HAVANA (AP) -- Having denounced an economic order they say impoverishes
millions and threatens the stability of developing nations, Third World leaders met
behind closed doors Thursday to find ways to convince the globe's economic
powers to share the wealth.
Beyond trying to shame industrialized nations into action with sobering
on the widening gap between rich and poor, hunger and infant mortality rates,
leaders at the Group of 77 summit also sought common ground among
Since its founding in 1964, the Group of 77 has grown to a diverse group
133, representing 80 percent of the world's population.
Leaders at the summit, which ends Friday, were working on an "action plan"
were committed to "real results," Venezuelan President Hugo Chavez said.
Forty foreign ministers in Havana urged the United Nations to take a more
role in economic development and technology transfers to poorer nations. The
ministers also demanded "democratization" and "transparency" for the U.N.
Security Council, including permanent council seats for developing nations.
"The only way to improve our lot as developing countries is to ask for
share in the U.N.'s decision-making process," the ministers, mostly from Africa,
Latin America, the Middle East and Asia, wrote in a document.
The Security Council, the only U.N. body with power to enforce its decisions
militarily or economically, has five permanent members -- the United States,
Britain, France, Russia and China -- and 10 non-permanent members whose
terms rotate every two years.
The United States and France favor adding five new permanent seats -- Japan,
Germany, and one member from Asia, Africa and Latin America, to be selected
by their regional groups.
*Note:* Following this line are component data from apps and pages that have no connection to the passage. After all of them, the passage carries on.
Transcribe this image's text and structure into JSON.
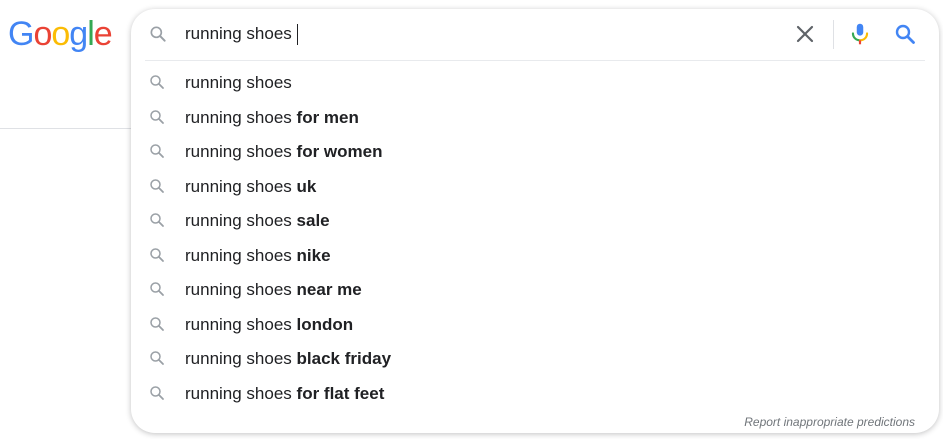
{
  "logo": {
    "letters": [
      "G",
      "o",
      "o",
      "g",
      "l",
      "e"
    ],
    "colors": [
      "#4285F4",
      "#EA4335",
      "#FBBC05",
      "#4285F4",
      "#34A853",
      "#EA4335"
    ]
  },
  "search": {
    "value": "running shoes",
    "icons": {
      "lead": "search-icon",
      "clear": "close-icon",
      "voice": "microphone-icon",
      "submit": "search-icon"
    },
    "accent": "#4285F4"
  },
  "suggestions": [
    {
      "prefix": "running shoes",
      "completion": ""
    },
    {
      "prefix": "running shoes ",
      "completion": "for men"
    },
    {
      "prefix": "running shoes ",
      "completion": "for women"
    },
    {
      "prefix": "running shoes ",
      "completion": "uk"
    },
    {
      "prefix": "running shoes ",
      "completion": "sale"
    },
    {
      "prefix": "running shoes ",
      "completion": "nike"
    },
    {
      "prefix": "running shoes ",
      "completion": "near me"
    },
    {
      "prefix": "running shoes ",
      "completion": "london"
    },
    {
      "prefix": "running shoes ",
      "completion": "black friday"
    },
    {
      "prefix": "running shoes ",
      "completion": "for flat feet"
    }
  ],
  "footer": {
    "report_label": "Report inappropriate predictions"
  }
}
Many nations oppose any expansion on the grounds that
permanent members' veto power would freeze decision-making.
Ministers also called for decision-making roles for developing nations
lending institutions such as the World Bank and the International Monetary Fund,
which they said impose "unachievable" austerity conditions in exchange for aid.
Still, the anti-poverty strategies presented at the summit sometimes conflicted
reflecting the wide-ranging ideologies and states of development of member
They ranged from Brunei -- an Islamic sultanate of 360,000 whose per capita
gross domestic product is among Asia's highest, at $14,800 in 1997 -- to
Malawi, an impoverished southeast African nation of 11 million where 60 percent
of the people live in poverty and where 265,000 have died from AIDS-related
Thursday's early debates were closed to the legions of reporters in Havana.
On Wednesday, Cuba's Fidel Castro compared globalization's impact on the
Third World to the Holocaust, called for the abolishment of the International
Monetary Fund and demanded a war crimes-type tribunal to judge capitalist
states for hunger and disease in the world.
The street violence and collapse of World Trade Organization talks in Seattle
year should serve as a wake-up call for developed countries, Castro declared.
The violence showed that the global market's "aggressive foundation ... is
creating a strong and merited global rejection," he said.
Other, more conciliatory speakers defended some free trade, called for
relief, more humanitarian aid and the sharing of Internet and other
Inevitably, the frenzy over Elian Gonzalez, the 6-year-old boy at the center
international custody dispute, wound its way into the summit. With a standing
ovation, delegates unanimously approved a motion by Haitian President Rene
Preval to demand Elian's prompt return to Cuba, the Cuban Communist Party
newspaper Granma reported.
Copyright 2000 The Associated Press.